Part five: l.193 'Now sires' - l.234 'Of hir assent'

Synopsis of l.193-234

The triumph of youth and energy: the Wife' first three husbands 

The Wife begins the narrative of her marriages. The first three husbands (good, rich and old) are treated collectively. They are so old that they can scarcely perform their marital duties, so the wife makes them work at it. She sees no need to please them once she has gained control of their wealth and land. She makes them believe her lies. 

Commentary on l.193-234
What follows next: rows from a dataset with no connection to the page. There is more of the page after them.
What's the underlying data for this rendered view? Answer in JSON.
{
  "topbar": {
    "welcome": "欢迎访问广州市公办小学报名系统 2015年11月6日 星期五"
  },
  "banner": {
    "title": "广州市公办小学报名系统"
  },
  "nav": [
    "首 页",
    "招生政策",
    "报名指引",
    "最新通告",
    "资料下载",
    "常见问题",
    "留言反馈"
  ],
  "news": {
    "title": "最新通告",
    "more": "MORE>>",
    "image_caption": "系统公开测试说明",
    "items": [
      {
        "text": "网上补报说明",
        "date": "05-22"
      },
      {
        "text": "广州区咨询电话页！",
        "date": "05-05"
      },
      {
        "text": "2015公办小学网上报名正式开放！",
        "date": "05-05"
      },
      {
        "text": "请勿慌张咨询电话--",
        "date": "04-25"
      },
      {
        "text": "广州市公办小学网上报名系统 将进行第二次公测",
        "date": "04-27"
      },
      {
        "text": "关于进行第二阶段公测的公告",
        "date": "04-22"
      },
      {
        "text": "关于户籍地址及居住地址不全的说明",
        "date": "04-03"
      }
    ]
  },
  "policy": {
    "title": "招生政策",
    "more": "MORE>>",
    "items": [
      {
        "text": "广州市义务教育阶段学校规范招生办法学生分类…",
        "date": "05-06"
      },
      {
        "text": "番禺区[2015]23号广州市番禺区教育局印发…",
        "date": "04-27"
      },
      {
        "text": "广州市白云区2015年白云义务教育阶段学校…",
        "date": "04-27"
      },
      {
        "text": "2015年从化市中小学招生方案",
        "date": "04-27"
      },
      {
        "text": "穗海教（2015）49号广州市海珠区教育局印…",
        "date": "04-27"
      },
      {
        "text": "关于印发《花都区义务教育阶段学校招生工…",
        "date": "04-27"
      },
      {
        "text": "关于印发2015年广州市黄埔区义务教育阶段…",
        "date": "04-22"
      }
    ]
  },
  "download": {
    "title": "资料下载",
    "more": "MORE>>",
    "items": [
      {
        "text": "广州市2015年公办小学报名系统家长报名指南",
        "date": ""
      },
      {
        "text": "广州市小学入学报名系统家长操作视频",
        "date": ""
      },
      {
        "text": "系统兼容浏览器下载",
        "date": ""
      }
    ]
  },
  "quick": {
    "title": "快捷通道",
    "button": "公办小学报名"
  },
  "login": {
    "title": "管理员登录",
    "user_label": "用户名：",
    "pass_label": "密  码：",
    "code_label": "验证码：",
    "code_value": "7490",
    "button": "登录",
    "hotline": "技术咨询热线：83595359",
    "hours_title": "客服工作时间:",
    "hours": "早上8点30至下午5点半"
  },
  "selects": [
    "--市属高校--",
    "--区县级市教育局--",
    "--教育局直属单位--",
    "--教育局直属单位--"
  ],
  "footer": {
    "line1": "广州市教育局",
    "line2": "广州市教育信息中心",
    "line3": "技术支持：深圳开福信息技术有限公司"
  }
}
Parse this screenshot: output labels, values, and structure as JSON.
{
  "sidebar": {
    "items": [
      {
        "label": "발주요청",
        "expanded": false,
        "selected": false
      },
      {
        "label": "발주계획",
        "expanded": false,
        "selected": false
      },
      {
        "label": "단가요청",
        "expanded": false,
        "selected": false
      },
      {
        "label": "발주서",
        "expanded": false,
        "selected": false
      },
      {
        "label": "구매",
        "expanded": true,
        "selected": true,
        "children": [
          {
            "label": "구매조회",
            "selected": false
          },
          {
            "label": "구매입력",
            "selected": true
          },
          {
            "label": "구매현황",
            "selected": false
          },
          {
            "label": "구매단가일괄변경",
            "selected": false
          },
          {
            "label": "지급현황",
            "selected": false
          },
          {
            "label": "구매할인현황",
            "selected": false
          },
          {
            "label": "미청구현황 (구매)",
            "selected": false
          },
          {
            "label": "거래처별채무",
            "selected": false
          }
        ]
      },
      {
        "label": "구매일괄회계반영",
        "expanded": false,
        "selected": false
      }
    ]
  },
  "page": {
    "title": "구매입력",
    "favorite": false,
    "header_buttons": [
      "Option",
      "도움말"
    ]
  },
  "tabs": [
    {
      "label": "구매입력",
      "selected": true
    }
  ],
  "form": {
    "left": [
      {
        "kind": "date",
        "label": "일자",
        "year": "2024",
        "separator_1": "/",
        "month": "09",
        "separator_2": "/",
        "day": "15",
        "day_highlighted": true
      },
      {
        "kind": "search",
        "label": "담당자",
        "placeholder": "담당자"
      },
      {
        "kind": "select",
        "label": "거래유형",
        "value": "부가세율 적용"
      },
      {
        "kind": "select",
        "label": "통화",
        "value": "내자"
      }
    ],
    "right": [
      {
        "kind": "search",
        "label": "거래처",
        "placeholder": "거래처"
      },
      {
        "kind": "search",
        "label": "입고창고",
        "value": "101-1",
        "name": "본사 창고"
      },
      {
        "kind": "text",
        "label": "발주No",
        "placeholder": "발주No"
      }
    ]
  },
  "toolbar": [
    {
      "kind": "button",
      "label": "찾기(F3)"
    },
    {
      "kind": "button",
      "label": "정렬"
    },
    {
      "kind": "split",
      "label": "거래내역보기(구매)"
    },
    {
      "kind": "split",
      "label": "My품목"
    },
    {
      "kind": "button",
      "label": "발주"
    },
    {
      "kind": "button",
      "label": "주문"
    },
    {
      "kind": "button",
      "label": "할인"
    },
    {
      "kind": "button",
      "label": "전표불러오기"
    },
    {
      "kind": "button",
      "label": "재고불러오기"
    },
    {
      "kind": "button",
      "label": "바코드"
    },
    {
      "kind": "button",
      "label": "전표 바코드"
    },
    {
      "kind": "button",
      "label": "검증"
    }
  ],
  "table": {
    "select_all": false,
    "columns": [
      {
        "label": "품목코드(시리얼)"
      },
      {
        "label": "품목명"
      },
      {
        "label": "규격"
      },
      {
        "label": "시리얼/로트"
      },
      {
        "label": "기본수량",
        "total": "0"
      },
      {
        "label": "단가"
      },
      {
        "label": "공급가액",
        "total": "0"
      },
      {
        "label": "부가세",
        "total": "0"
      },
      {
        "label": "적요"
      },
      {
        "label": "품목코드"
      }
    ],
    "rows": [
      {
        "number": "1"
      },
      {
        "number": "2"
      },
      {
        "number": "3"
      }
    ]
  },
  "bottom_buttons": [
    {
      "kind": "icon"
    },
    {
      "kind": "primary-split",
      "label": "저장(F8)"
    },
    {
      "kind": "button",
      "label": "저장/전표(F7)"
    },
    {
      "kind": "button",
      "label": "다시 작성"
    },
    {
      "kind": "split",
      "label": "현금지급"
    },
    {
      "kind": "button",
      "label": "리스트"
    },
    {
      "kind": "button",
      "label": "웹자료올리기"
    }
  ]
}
l.194-5 As evere moote I drynken wyn or ale, / I shal seye sooth: The Wife asserts her truthfulness, then proceeds to demonstrate how she deceived her husbands.

l.200 Ye woot wel what I meene of this, pardee!: The Wife stresses the innuendo of l.198-9 and invites the audience to share her joke about the husbands' sexual failures.

l.217-8 The bacon … / … at dunmowe: In Dunmow, Essex, a side of bacon was given each year to a couple who had not quarrelled. The Wife is proud not to be a candidate for this prize. Her husband management depends on making them pleased just to be spoken to pleasantly.

l.225-6 Ye wise wyves, … / Thus shulde ye speke: The Wife sets herself up as an ‘authority' advising other women how to tame their husbands.

l.227-8 kan ther no man / Swere and lyen, as a womman kan: This is the kind of anti-feminist sentiment which we would expect the Wife to refute rather than support.

l.232 Bere hym on honde that the cow is wood: In Middle English, ‘cow' could refer to a bird (the chough) as here, or a cow. The medieval fable of a husband duped by his wife and her servant over a talking bird indicates the kind of female cunning exemplified by the Wife. Chaucer uses her to demonstrate how language can both reveal and conceal. As the Wife reveals to the listeners how she has gained dominance over her husbands, Chaucer also allows the listeners to see her cunning. 

Investigating l.193-234

  • The vocabulary of relationship. Pick out the words from this section that relate to ideas about:
    • Working
    • Giving
    • Holding
    • Receiving
    • Deceiving
  • What does Dame Alison's use of words about working, giving, holding, receiving and deceiving reveal about Chaucer's representation of her as a wife?
Related material
Scan and go

Scan on your mobile for direct link.